### TASK PROMPT
When a line in the data below includes "already", pick it out and copy it.

(Website and app data records)
○ ○ ○
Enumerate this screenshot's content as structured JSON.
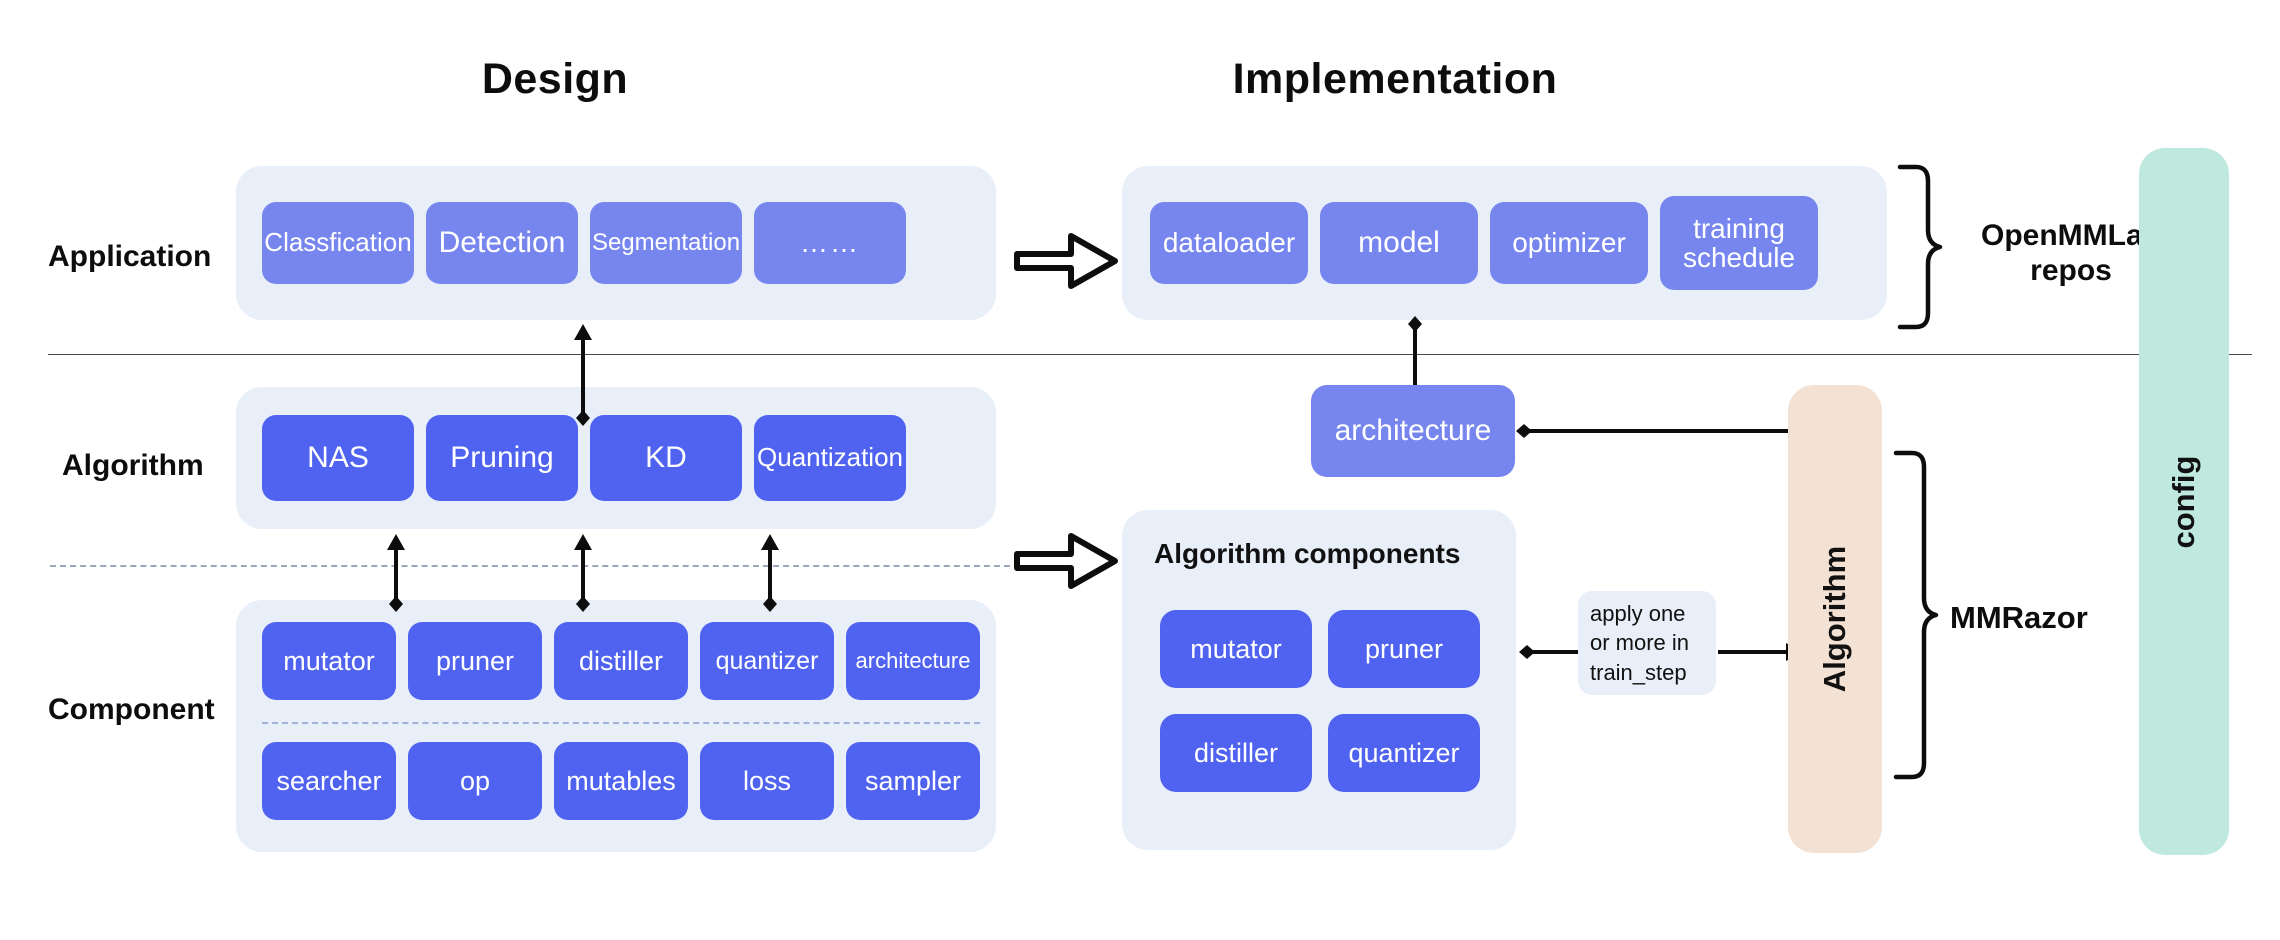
{
  "headings": {
    "design": "Design",
    "implementation": "Implementation"
  },
  "rows": {
    "application": "Application",
    "algorithm": "Algorithm",
    "component": "Component"
  },
  "design": {
    "application_items": [
      "Classfication",
      "Detection",
      "Segmentation",
      "……"
    ],
    "algorithm_items": [
      "NAS",
      "Pruning",
      "KD",
      "Quantization"
    ],
    "component_items_row1": [
      "mutator",
      "pruner",
      "distiller",
      "quantizer",
      "architecture"
    ],
    "component_items_row2": [
      "searcher",
      "op",
      "mutables",
      "loss",
      "sampler"
    ]
  },
  "implementation": {
    "application_items": [
      "dataloader",
      "model",
      "optimizer",
      "training schedule"
    ],
    "architecture_label": "architecture",
    "components_panel_title": "Algorithm components",
    "component_items": [
      "mutator",
      "pruner",
      "distiller",
      "quantizer"
    ],
    "apply_note": "apply one or more in train_step",
    "apply_note_lines": [
      "apply one",
      "or more in",
      "train_step"
    ]
  },
  "annotations": {
    "openmmlab_repos": "OpenMMLab repos",
    "openmmlab_repos_lines": [
      "OpenMMLab",
      "repos"
    ],
    "mmrazor": "MMRazor",
    "algorithm_bar": "Algorithm",
    "config_bar": "config"
  },
  "colors": {
    "chip_light": "#7686ee",
    "chip_dark": "#4f63f0",
    "panel_bg": "#e9eff9",
    "algorithm_bar_bg": "#f3e1d3",
    "config_bar_bg": "#bfe9de",
    "line": "#4a4a4a",
    "dash": "#9aa6bb"
  },
  "icons": {
    "flow_arrow": "block-arrow-right-icon",
    "link_arrow": "diamond-arrow-icon",
    "brace": "curly-brace-icon"
  }
}
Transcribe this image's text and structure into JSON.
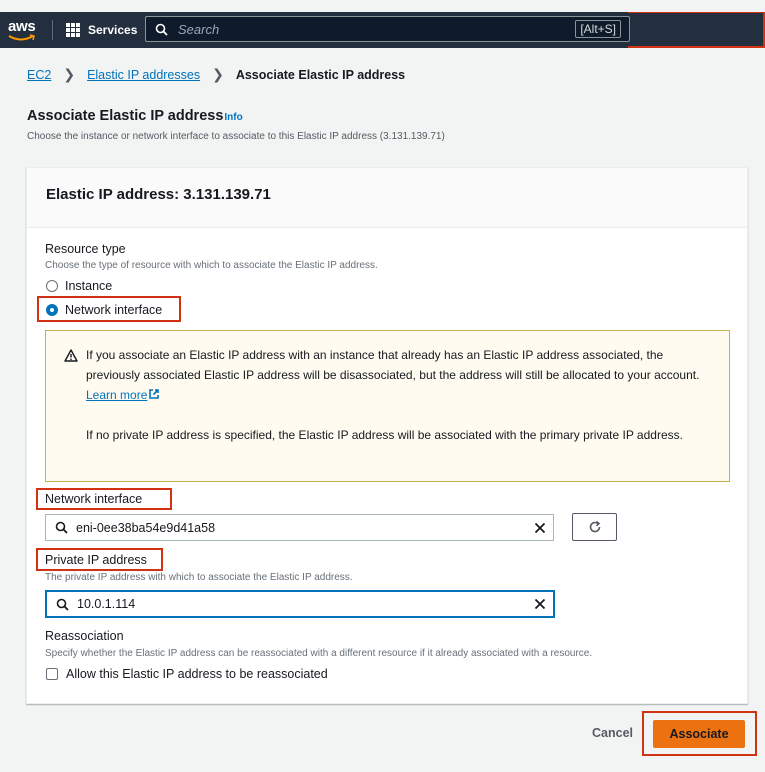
{
  "nav": {
    "logo": "aws",
    "services_label": "Services",
    "search_placeholder": "Search",
    "search_shortcut": "[Alt+S]"
  },
  "breadcrumb": {
    "items": [
      "EC2",
      "Elastic IP addresses"
    ],
    "current": "Associate Elastic IP address"
  },
  "page": {
    "title": "Associate Elastic IP address",
    "info_link": "Info",
    "description": "Choose the instance or network interface to associate to this Elastic IP address (3.131.139.71)"
  },
  "panel": {
    "header": "Elastic IP address: 3.131.139.71",
    "resource_type": {
      "label": "Resource type",
      "description": "Choose the type of resource with which to associate the Elastic IP address.",
      "options": [
        "Instance",
        "Network interface"
      ],
      "selected": "Network interface"
    },
    "alert": {
      "line1": "If you associate an Elastic IP address with an instance that already has an Elastic IP address associated, the previously associated Elastic IP address will be disassociated, but the address will still be allocated to your account.",
      "learn_more": "Learn more",
      "line2": "If no private IP address is specified, the Elastic IP address will be associated with the primary private IP address."
    },
    "network_interface": {
      "label": "Network interface",
      "value": "eni-0ee38ba54e9d41a58"
    },
    "private_ip": {
      "label": "Private IP address",
      "description": "The private IP address with which to associate the Elastic IP address.",
      "value": "10.0.1.114"
    },
    "reassociation": {
      "label": "Reassociation",
      "description": "Specify whether the Elastic IP address can be reassociated with a different resource if it already associated with a resource.",
      "checkbox_label": "Allow this Elastic IP address to be reassociated"
    }
  },
  "footer": {
    "cancel": "Cancel",
    "associate": "Associate"
  },
  "colors": {
    "nav_bg": "#232f3e",
    "primary_button": "#ec7211",
    "link": "#0073bb",
    "annotation": "#d13212"
  }
}
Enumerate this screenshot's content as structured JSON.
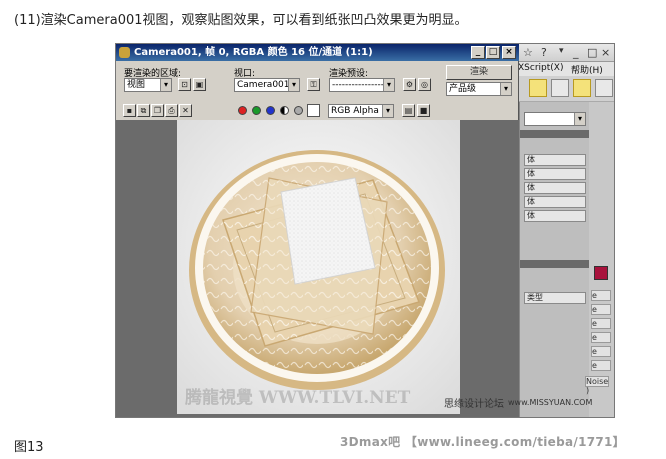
{
  "caption_top": "(11)渲染Camera001视图，观察贴图效果，可以看到纸张凹凸效果更为明显。",
  "caption_bottom": "图13",
  "watermark_bottom": "3Dmax吧 【www.lineeg.com/tieba/1771】",
  "render_window": {
    "title": "Camera001, 帧 0, RGBA 颜色 16 位/通道 (1:1)",
    "controls": {
      "minimize": "_",
      "maximize": "□",
      "close": "×"
    },
    "area_label": "要渲染的区域:",
    "area_value": "视图",
    "viewport_label": "视口:",
    "viewport_value": "Camera001",
    "preset_label": "渲染预设:",
    "preset_value": "--------------------",
    "render_button": "渲染",
    "quality_value": "产品级",
    "channel_value": "RGB Alpha",
    "watermark_render": "腾龍視覺 WWW.TLVI.NET"
  },
  "background_app": {
    "menu_items": [
      "XScript(X)",
      "帮助(H)"
    ],
    "title_icons": [
      "☆",
      "?"
    ],
    "side_panel_items": [
      "体",
      "体",
      "体",
      "体",
      "体",
      "类型"
    ],
    "right_panel_items": [
      "e",
      "e",
      "e",
      "e",
      "e",
      "e",
      "Noise )"
    ]
  },
  "forum_watermark": "思缘设计论坛",
  "forum_url": "www.MISSYUAN.COM",
  "colors": {
    "title_bar": "#0a246a",
    "accent_red": "#a8123c",
    "plate_rim": "#c8a870",
    "highlight_btn": "#f4e27a"
  }
}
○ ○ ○
### SOLUTION
      "line1": "If you associate an Elastic IP address with an instance that already has an Elastic IP address associated, the previously associated Elastic IP address will be disassociated, but the address will still be allocated to your account.",
      "description": "Specify whether the Elastic IP address can be reassociated with a different resource if it already associated with a resource.",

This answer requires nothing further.